Austin’s sign code distinguishes “on‐premise” from “off‐premise” signs, prohibiting the construction of new “off‐premise” signs — that is, signs that advertise products or businesses located elsewhere — while at the same time allowing for new “on‐premise” signs. Austin argues that the distinction is rationally related to the aims of preserving the city’s aesthetic character and ensuring public safety. When advertising company Reagan National applied to construct dozens of off‐premise signs, a mainstay of Reagan’s advertising business, the city denied the permit.
Reagan National sued under the First Amendment. The district court applied so‐called intermediate scrutiny and upheld the regulation. Now, on appeal to the Fifth Circuit, Reagan National asks the court to overturn the district court and Cato has filed a brief in support.

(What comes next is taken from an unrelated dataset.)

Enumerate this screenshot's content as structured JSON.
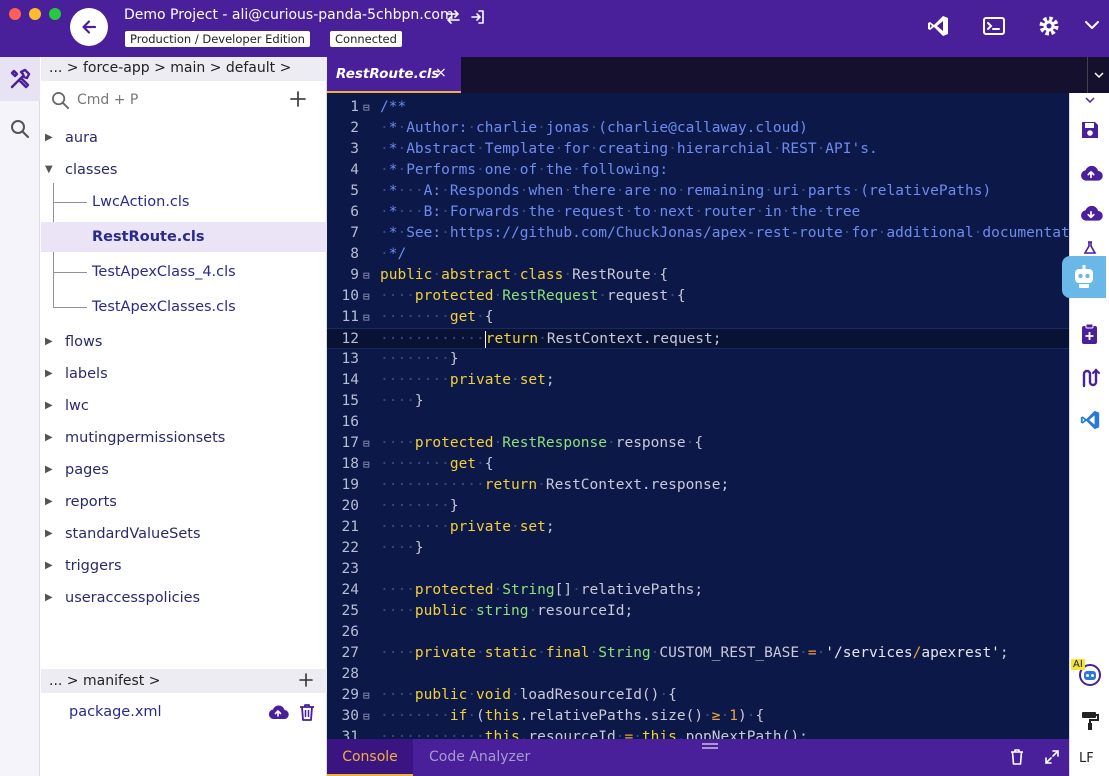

We argue that the proper standard of review in this case is strict scrutiny — a standard the law certainly fails. The regulation here is content‐based, though it might not seem so at first glance. Content‐based restrictions are, as the Supreme Court has said, “those that target speech based on its communicative content” and are “presumptively unconstitutional” unless the law passes strict scrutiny. Because Austin allows for the construction of new signs that read, say, “buy here,” while at the same time prohibiting the construction of new signs that read “buy there,” then otherwise identical signs are therefore treated differently based upon the message conveyed — that is, the content. Surely, both types of sign, conceivably identical in every other way save for the physical address to which it directs potential customers, would equally affect the attention of drivers or a city’s existing beauty.
Moreover, even if the court doesn’t apply strict scrutiny, the city’s rationale fails the more forgiving “rational basis” standard. Here, the city’s denial of Reagan National’s application to construct dozens of off‐premise signs was irrational because it treated certain messages more favorably than others — some regarding on‐premise services, others off‐premise — while also regulating the discussion of a topic in general. Both outcomes run afoul of existing Supreme Court precedent if the government cannot show that the harms it recites are real rather than speculative. That’s unlikely. A giant rotating head of Colonel Sanders will have the same effect on local safety and aesthetics whether it is situated directly above a KFC or not.
While a city or state can protect drivers or the city’s existing aesthetic from obnoxious signage, it most do so within constitutional boundaries. If the regulation makes a distinction based on where the pizza is sold, it is content‐based — even if it seems to be rather innocuous. Moreover, while commercial speech is already given less constitutional protection than noncommercial speech —something that finds no justification in the Constitution—states and municipalities shouldn’t be given license to violate constitutional rights simply because the “speaker” appears to be selling something.